### DATA TO EXAMINE
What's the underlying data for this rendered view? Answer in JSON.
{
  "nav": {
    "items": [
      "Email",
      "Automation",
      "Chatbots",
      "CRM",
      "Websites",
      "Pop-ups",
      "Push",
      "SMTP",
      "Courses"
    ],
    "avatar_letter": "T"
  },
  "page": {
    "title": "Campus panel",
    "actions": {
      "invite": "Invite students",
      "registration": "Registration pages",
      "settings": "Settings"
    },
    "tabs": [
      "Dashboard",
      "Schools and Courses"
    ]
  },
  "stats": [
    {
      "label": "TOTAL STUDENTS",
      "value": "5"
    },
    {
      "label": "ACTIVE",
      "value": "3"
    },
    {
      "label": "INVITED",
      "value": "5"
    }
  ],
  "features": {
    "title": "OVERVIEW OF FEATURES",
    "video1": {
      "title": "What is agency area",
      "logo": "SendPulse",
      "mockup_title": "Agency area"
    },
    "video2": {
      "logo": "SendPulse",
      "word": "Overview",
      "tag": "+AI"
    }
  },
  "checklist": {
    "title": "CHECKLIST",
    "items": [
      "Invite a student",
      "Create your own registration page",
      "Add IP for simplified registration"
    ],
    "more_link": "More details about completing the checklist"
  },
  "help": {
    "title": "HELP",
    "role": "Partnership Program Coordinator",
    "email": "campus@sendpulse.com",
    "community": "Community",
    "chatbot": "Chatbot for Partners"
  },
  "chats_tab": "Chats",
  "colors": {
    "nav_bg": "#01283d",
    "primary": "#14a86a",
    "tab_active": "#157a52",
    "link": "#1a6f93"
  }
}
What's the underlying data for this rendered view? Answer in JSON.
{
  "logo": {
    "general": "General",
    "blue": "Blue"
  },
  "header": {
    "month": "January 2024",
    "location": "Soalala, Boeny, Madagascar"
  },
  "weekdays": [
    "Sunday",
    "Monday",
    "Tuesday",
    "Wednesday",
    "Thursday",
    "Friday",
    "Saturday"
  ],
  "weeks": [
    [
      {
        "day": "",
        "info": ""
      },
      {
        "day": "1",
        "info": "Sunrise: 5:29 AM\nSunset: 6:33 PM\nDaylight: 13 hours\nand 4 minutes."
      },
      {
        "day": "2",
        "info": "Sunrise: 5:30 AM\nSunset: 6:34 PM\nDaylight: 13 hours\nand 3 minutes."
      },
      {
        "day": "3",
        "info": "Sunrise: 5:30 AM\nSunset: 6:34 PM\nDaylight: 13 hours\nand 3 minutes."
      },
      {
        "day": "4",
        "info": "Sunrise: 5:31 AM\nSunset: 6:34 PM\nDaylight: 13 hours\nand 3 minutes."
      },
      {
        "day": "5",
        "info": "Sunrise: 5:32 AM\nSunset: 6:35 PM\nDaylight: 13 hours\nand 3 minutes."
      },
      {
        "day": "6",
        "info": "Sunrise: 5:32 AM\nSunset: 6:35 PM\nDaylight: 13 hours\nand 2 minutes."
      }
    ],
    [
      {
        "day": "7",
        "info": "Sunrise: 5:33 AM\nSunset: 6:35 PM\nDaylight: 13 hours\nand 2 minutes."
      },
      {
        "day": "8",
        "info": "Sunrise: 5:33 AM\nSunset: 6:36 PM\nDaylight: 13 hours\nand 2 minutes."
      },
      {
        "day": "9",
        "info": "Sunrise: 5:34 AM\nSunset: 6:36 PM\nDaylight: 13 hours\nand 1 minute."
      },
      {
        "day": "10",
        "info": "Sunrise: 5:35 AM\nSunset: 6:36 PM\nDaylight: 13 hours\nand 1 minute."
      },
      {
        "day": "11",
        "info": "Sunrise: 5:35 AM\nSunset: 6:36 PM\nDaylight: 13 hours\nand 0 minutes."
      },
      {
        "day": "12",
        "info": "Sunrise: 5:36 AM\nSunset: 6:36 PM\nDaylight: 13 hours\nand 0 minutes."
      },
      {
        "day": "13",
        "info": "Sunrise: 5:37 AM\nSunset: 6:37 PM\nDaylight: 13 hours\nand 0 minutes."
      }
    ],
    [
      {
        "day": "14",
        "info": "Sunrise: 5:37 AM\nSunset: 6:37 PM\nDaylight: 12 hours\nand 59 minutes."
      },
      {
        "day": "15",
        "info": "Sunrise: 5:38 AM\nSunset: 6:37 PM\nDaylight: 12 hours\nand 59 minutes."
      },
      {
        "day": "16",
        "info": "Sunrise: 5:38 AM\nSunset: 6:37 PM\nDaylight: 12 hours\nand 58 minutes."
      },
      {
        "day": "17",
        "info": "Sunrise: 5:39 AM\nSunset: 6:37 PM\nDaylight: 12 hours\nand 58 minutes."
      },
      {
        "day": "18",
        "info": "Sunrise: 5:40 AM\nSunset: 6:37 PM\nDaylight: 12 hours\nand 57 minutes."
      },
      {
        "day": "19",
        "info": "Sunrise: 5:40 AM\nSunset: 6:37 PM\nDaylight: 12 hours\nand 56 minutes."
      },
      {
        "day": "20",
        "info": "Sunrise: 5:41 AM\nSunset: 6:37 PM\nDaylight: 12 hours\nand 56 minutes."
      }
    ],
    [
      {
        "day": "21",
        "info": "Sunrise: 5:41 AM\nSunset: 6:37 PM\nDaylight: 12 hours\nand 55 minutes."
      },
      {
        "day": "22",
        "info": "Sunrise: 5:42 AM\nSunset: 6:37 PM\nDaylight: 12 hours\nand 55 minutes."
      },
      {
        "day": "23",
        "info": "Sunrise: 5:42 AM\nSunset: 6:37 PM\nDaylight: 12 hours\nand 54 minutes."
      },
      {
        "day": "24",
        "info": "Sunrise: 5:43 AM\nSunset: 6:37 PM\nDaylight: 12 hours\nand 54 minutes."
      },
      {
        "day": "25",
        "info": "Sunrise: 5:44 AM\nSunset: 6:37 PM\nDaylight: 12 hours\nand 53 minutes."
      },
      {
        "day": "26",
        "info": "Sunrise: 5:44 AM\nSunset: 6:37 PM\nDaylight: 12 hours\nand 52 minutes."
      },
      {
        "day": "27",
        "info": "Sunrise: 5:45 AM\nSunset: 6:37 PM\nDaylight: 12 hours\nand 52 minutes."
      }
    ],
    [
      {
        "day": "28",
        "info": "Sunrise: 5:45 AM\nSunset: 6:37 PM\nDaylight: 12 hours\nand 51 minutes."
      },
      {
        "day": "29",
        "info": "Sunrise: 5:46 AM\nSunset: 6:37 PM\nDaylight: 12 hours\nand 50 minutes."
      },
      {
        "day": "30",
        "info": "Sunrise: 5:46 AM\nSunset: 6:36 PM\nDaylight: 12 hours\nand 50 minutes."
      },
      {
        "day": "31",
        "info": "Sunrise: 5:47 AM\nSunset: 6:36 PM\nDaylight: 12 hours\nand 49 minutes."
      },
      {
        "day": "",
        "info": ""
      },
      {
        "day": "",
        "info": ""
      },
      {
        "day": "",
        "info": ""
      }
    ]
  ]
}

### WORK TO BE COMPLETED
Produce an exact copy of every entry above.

### WORKED SOLUTION
What's the underlying data for this rendered view? Answer in JSON.
{
  "nav": {
    "items": [
      "Email",
      "Automation",
      "Chatbots",
      "CRM",
      "Websites",
      "Pop-ups",
      "Push",
      "SMTP",
      "Courses"
    ],
    "avatar_letter": "T"
  },
  "page": {
    "title": "Campus panel",
    "actions": {
      "invite": "Invite students",
      "registration": "Registration pages",
      "settings": "Settings"
    },
    "tabs": [
      "Dashboard",
      "Schools and Courses"
    ]
  },
  "stats": [
    {
      "label": "TOTAL STUDENTS",
      "value": "5"
    },
    {
      "label": "ACTIVE",
      "value": "3"
    },
    {
      "label": "INVITED",
      "value": "5"
    }
  ],
  "features": {
    "title": "OVERVIEW OF FEATURES",
    "video1": {
      "title": "What is agency area",
      "logo": "SendPulse",
      "mockup_title": "Agency area"
    },
    "video2": {
      "logo": "SendPulse",
      "word": "Overview",
      "tag": "+AI"
    }
  },
  "checklist": {
    "title": "CHECKLIST",
    "items": [
      "Invite a student",
      "Create your own registration page",
      "Add IP for simplified registration"
    ],
    "more_link": "More details about completing the checklist"
  },
  "help": {
    "title": "HELP",
    "role": "Partnership Program Coordinator",
    "email": "campus@sendpulse.com",
    "community": "Community",
    "chatbot": "Chatbot for Partners"
  },
  "chats_tab": "Chats",
  "colors": {
    "nav_bg": "#01283d",
    "primary": "#14a86a",
    "tab_active": "#157a52",
    "link": "#1a6f93"
  }
}
What's the underlying data for this rendered view? Answer in JSON.
{
  "logo": {
    "general": "General",
    "blue": "Blue"
  },
  "header": {
    "month": "January 2024",
    "location": "Soalala, Boeny, Madagascar"
  },
  "weekdays": [
    "Sunday",
    "Monday",
    "Tuesday",
    "Wednesday",
    "Thursday",
    "Friday",
    "Saturday"
  ],
  "weeks": [
    [
      {
        "day": "",
        "info": ""
      },
      {
        "day": "1",
        "info": "Sunrise: 5:29 AM\nSunset: 6:33 PM\nDaylight: 13 hours\nand 4 minutes."
      },
      {
        "day": "2",
        "info": "Sunrise: 5:30 AM\nSunset: 6:34 PM\nDaylight: 13 hours\nand 3 minutes."
      },
      {
        "day": "3",
        "info": "Sunrise: 5:30 AM\nSunset: 6:34 PM\nDaylight: 13 hours\nand 3 minutes."
      },
      {
        "day": "4",
        "info": "Sunrise: 5:31 AM\nSunset: 6:34 PM\nDaylight: 13 hours\nand 3 minutes."
      },
      {
        "day": "5",
        "info": "Sunrise: 5:32 AM\nSunset: 6:35 PM\nDaylight: 13 hours\nand 3 minutes."
      },
      {
        "day": "6",
        "info": "Sunrise: 5:32 AM\nSunset: 6:35 PM\nDaylight: 13 hours\nand 2 minutes."
      }
    ],
    [
      {
        "day": "7",
        "info": "Sunrise: 5:33 AM\nSunset: 6:35 PM\nDaylight: 13 hours\nand 2 minutes."
      },
      {
        "day": "8",
        "info": "Sunrise: 5:33 AM\nSunset: 6:36 PM\nDaylight: 13 hours\nand 2 minutes."
      },
      {
        "day": "9",
        "info": "Sunrise: 5:34 AM\nSunset: 6:36 PM\nDaylight: 13 hours\nand 1 minute."
      },
      {
        "day": "10",
        "info": "Sunrise: 5:35 AM\nSunset: 6:36 PM\nDaylight: 13 hours\nand 1 minute."
      },
      {
        "day": "11",
        "info": "Sunrise: 5:35 AM\nSunset: 6:36 PM\nDaylight: 13 hours\nand 0 minutes."
      },
      {
        "day": "12",
        "info": "Sunrise: 5:36 AM\nSunset: 6:36 PM\nDaylight: 13 hours\nand 0 minutes."
      },
      {
        "day": "13",
        "info": "Sunrise: 5:37 AM\nSunset: 6:37 PM\nDaylight: 13 hours\nand 0 minutes."
      }
    ],
    [
      {
        "day": "14",
        "info": "Sunrise: 5:37 AM\nSunset: 6:37 PM\nDaylight: 12 hours\nand 59 minutes."
      },
      {
        "day": "15",
        "info": "Sunrise: 5:38 AM\nSunset: 6:37 PM\nDaylight: 12 hours\nand 59 minutes."
      },
      {
        "day": "16",
        "info": "Sunrise: 5:38 AM\nSunset: 6:37 PM\nDaylight: 12 hours\nand 58 minutes."
      },
      {
        "day": "17",
        "info": "Sunrise: 5:39 AM\nSunset: 6:37 PM\nDaylight: 12 hours\nand 58 minutes."
      },
      {
        "day": "18",
        "info": "Sunrise: 5:40 AM\nSunset: 6:37 PM\nDaylight: 12 hours\nand 57 minutes."
      },
      {
        "day": "19",
        "info": "Sunrise: 5:40 AM\nSunset: 6:37 PM\nDaylight: 12 hours\nand 56 minutes."
      },
      {
        "day": "20",
        "info": "Sunrise: 5:41 AM\nSunset: 6:37 PM\nDaylight: 12 hours\nand 56 minutes."
      }
    ],
    [
      {
        "day": "21",
        "info": "Sunrise: 5:41 AM\nSunset: 6:37 PM\nDaylight: 12 hours\nand 55 minutes."
      },
      {
        "day": "22",
        "info": "Sunrise: 5:42 AM\nSunset: 6:37 PM\nDaylight: 12 hours\nand 55 minutes."
      },
      {
        "day": "23",
        "info": "Sunrise: 5:42 AM\nSunset: 6:37 PM\nDaylight: 12 hours\nand 54 minutes."
      },
      {
        "day": "24",
        "info": "Sunrise: 5:43 AM\nSunset: 6:37 PM\nDaylight: 12 hours\nand 54 minutes."
      },
      {
        "day": "25",
        "info": "Sunrise: 5:44 AM\nSunset: 6:37 PM\nDaylight: 12 hours\nand 53 minutes."
      },
      {
        "day": "26",
        "info": "Sunrise: 5:44 AM\nSunset: 6:37 PM\nDaylight: 12 hours\nand 52 minutes."
      },
      {
        "day": "27",
        "info": "Sunrise: 5:45 AM\nSunset: 6:37 PM\nDaylight: 12 hours\nand 52 minutes."
      }
    ],
    [
      {
        "day": "28",
        "info": "Sunrise: 5:45 AM\nSunset: 6:37 PM\nDaylight: 12 hours\nand 51 minutes."
      },
      {
        "day": "29",
        "info": "Sunrise: 5:46 AM\nSunset: 6:37 PM\nDaylight: 12 hours\nand 50 minutes."
      },
      {
        "day": "30",
        "info": "Sunrise: 5:46 AM\nSunset: 6:36 PM\nDaylight: 12 hours\nand 50 minutes."
      },
      {
        "day": "31",
        "info": "Sunrise: 5:47 AM\nSunset: 6:36 PM\nDaylight: 12 hours\nand 49 minutes."
      },
      {
        "day": "",
        "info": ""
      },
      {
        "day": "",
        "info": ""
      },
      {
        "day": "",
        "info": ""
      }
    ]
  ]
}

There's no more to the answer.